So you’ve been in London teaching the history of World War I for a week and are getting ready to head to the former Western Front and have some down time while you catch up on laundry. What do you do? Record a podcast on a pair of iPhones, of course! Yes, Sam Mulberry and … More Live from London: Nothing Rhymes with Gehrz
So it was a few days before Christmas, and I got a call from my wife. She was looking for a jersey to buy our sports-loving eight-year old son, Isaiah. “Are you okay with the Vikings?” I’d prefer the Twins, but she’s braving the mall so… “Definitely. What are the options?” “Who’s #14? Would he … More The Minneapolis Miracle
Last week at Anxious Bench, I had a chance to interview historian Paul Putz, who just launched Sportianity, a blog on “the unique cultural world that stands at the intersection of sports and (mostly evangelical Protestant) Christianity.” When I asked Paul to share significant changes in “Sportianity” since sportswriter Frank Deford coined the term in 1976, … More Sportianity Goes Global
To the countless number of ways in which our current president is unlike his immediate predecessor, you can add this: Donald Trump is not filling out a March Madness bracket for ESPN. Of course, that short-lived presidential tradition had been so appealing because, as ESPN analyst Andy Katz explained, “President Obama follows basketball and is passionate about the sport. He … More How Would Donald Trump Fill Out His Bracket?
“Historians aren’t supposed to write hagiography,” I wrote one Father’s Day, “but what can I say: [my] Dad is the most brilliant, hard-working man that I know, utterly committed to serving others with his gifts, time, energy, and ample vision.” Midway through a career in which he had started a pediatric intensive care unit, won teaching awards … More Yet Another Reason My Dad Is a Great Guy
Having been one of the earliest, most vocal evangelical supporters of Donald Trump, Liberty University president Jerry Falwell, Jr. was widely rumored to be in the running for a cabinet spot in the new administration. But Falwell told Religion News Service that he turned down an appointment as Secretary of Education, in part because his family members … More Following Up: Liberty University as the “Protestant Notre Dame”
I’m getting off to a slow start today, having stayed up until the wee hours to watch the Chicago Cubs pull out a dramatic, extra innings victory over the Cleveland Indians in a memorable World Series Game 7 that featured a reserve catcher who’s almost as old as me hitting a home run in his … More “The Last Time the Cubs Won…”

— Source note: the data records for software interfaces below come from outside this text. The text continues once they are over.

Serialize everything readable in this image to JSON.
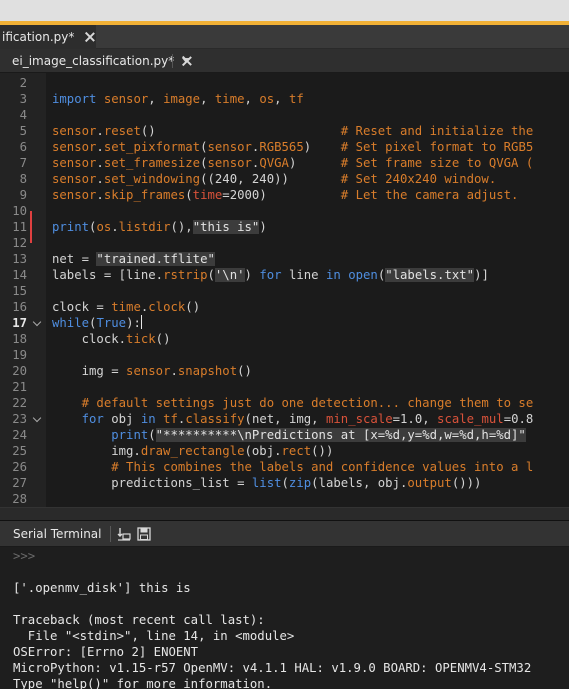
{
  "outer_tab": {
    "label": "ification.py*"
  },
  "file_selector": {
    "label": "ei_image_classification.py*"
  },
  "editor": {
    "current_line": 17,
    "lines": [
      {
        "n": "2",
        "text": ""
      },
      {
        "n": "3",
        "text": "import sensor, image, time, os, tf"
      },
      {
        "n": "4",
        "text": ""
      },
      {
        "n": "5",
        "text": "sensor.reset()                         # Reset and initialize the"
      },
      {
        "n": "6",
        "text": "sensor.set_pixformat(sensor.RGB565)    # Set pixel format to RGB5"
      },
      {
        "n": "7",
        "text": "sensor.set_framesize(sensor.QVGA)      # Set frame size to QVGA ("
      },
      {
        "n": "8",
        "text": "sensor.set_windowing((240, 240))       # Set 240x240 window."
      },
      {
        "n": "9",
        "text": "sensor.skip_frames(time=2000)          # Let the camera adjust."
      },
      {
        "n": "10",
        "text": ""
      },
      {
        "n": "11",
        "text": "print(os.listdir(),\"this is\")"
      },
      {
        "n": "12",
        "text": ""
      },
      {
        "n": "13",
        "text": "net = \"trained.tflite\""
      },
      {
        "n": "14",
        "text": "labels = [line.rstrip('\\n') for line in open(\"labels.txt\")]"
      },
      {
        "n": "15",
        "text": ""
      },
      {
        "n": "16",
        "text": "clock = time.clock()"
      },
      {
        "n": "17",
        "text": "while(True):"
      },
      {
        "n": "18",
        "text": "    clock.tick()"
      },
      {
        "n": "19",
        "text": ""
      },
      {
        "n": "20",
        "text": "    img = sensor.snapshot()"
      },
      {
        "n": "21",
        "text": ""
      },
      {
        "n": "22",
        "text": "    # default settings just do one detection... change them to se"
      },
      {
        "n": "23",
        "text": "    for obj in tf.classify(net, img, min_scale=1.0, scale_mul=0.8"
      },
      {
        "n": "24",
        "text": "        print(\"**********\\nPredictions at [x=%d,y=%d,w=%d,h=%d]\" "
      },
      {
        "n": "25",
        "text": "        img.draw_rectangle(obj.rect())"
      },
      {
        "n": "26",
        "text": "        # This combines the labels and confidence values into a l"
      },
      {
        "n": "27",
        "text": "        predictions_list = list(zip(labels, obj.output()))"
      },
      {
        "n": "28",
        "text": ""
      }
    ]
  },
  "terminal": {
    "title": "Serial Terminal",
    "lines": [
      ">>>",
      "",
      "['.openmv_disk'] this is",
      "",
      "Traceback (most recent call last):",
      "  File \"<stdin>\", line 14, in <module>",
      "OSError: [Errno 2] ENOENT",
      "MicroPython: v1.15-r57 OpenMV: v4.1.1 HAL: v1.9.0 BOARD: OPENMV4-STM32",
      "Type \"help()\" for more information."
    ]
  },
  "colors": {
    "accent": "#f2b136",
    "keyword": "#4f8ee0",
    "function": "#d97d2b",
    "comment": "#d97d2b",
    "kwarg": "#d9523a",
    "modified_marker": "#e04040"
  },
  "icons": [
    "close-icon",
    "fold-arrow-icon",
    "clear-terminal-icon",
    "save-log-icon"
  ]
}
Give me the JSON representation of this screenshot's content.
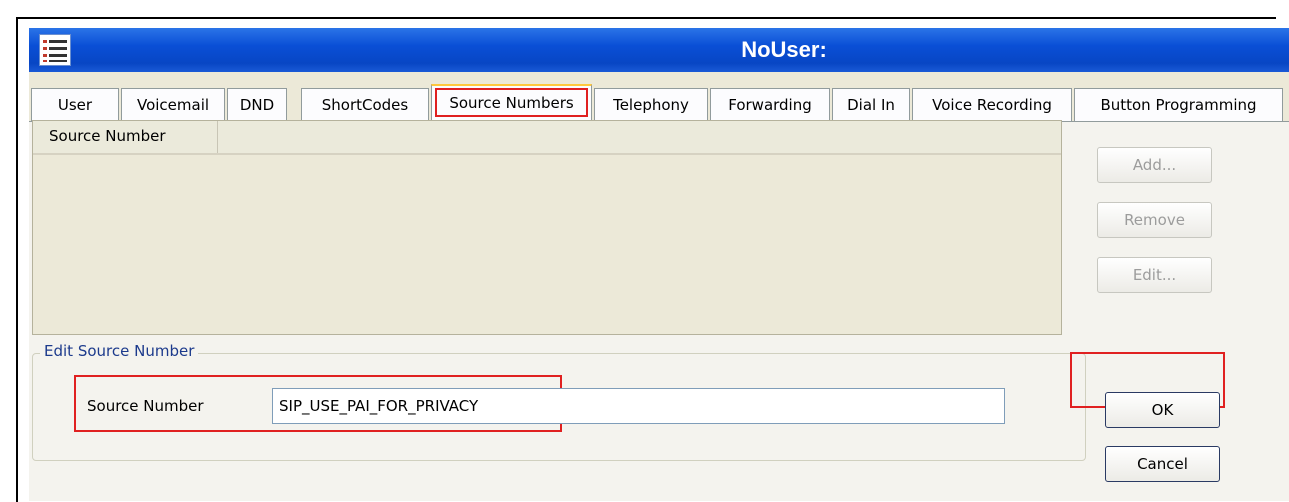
{
  "window": {
    "title": "NoUser:",
    "icon": "app-list-icon"
  },
  "tabs": [
    {
      "label": "User",
      "active": false
    },
    {
      "label": "Voicemail",
      "active": false
    },
    {
      "label": "DND",
      "active": false
    },
    {
      "label": "ShortCodes",
      "active": false
    },
    {
      "label": "Source Numbers",
      "active": true
    },
    {
      "label": "Telephony",
      "active": false
    },
    {
      "label": "Forwarding",
      "active": false
    },
    {
      "label": "Dial In",
      "active": false
    },
    {
      "label": "Voice Recording",
      "active": false
    },
    {
      "label": "Button Programming",
      "active": false
    }
  ],
  "list": {
    "column_header": "Source Number",
    "rows": []
  },
  "buttons": {
    "add": "Add...",
    "remove": "Remove",
    "edit": "Edit...",
    "ok": "OK",
    "cancel": "Cancel"
  },
  "edit_group": {
    "legend": "Edit Source Number",
    "field_label": "Source Number",
    "field_value": "SIP_USE_PAI_FOR_PRIVACY"
  },
  "colors": {
    "titlebar": "#0a4fd6",
    "highlight": "#e02020",
    "active_tab_top": "#ffc83c"
  }
}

I originally posted this back in April, at the start of a baseball season that’s about to conclude. Offered again tonight as a pre-game word of inspiration for Cubs (and Indians) fans… For my Twins and most other major league teams, today is Opening Day: the time each year when I’m reminded again that I love baseball far above … More Best of The Pietist Schoolman: “An Indefensible Hope”
I don’t regret participating in our national angsting over the presidential election, but I can’t say it’s been much fun. So before diving back into that mess, I thought I’d toss off something vastly less serious: a few of the things in life — other than my family — that I’m currently enjoying. Or, a few … More A Few of My Favorite Things, or America’s Already Pretty Great
In case you missed it yesterday morning, The Gospel Coalition featured a reworked version of my Anxious Bench post on the religious history of the modern Olympics. They asked me to conclude with a bit more application for Christian readers, so here’s what I came up with: So how should Christians respond to an event whose website still defines Olympism as “a philosophy of … More Can the Olympics Bring Americans Together?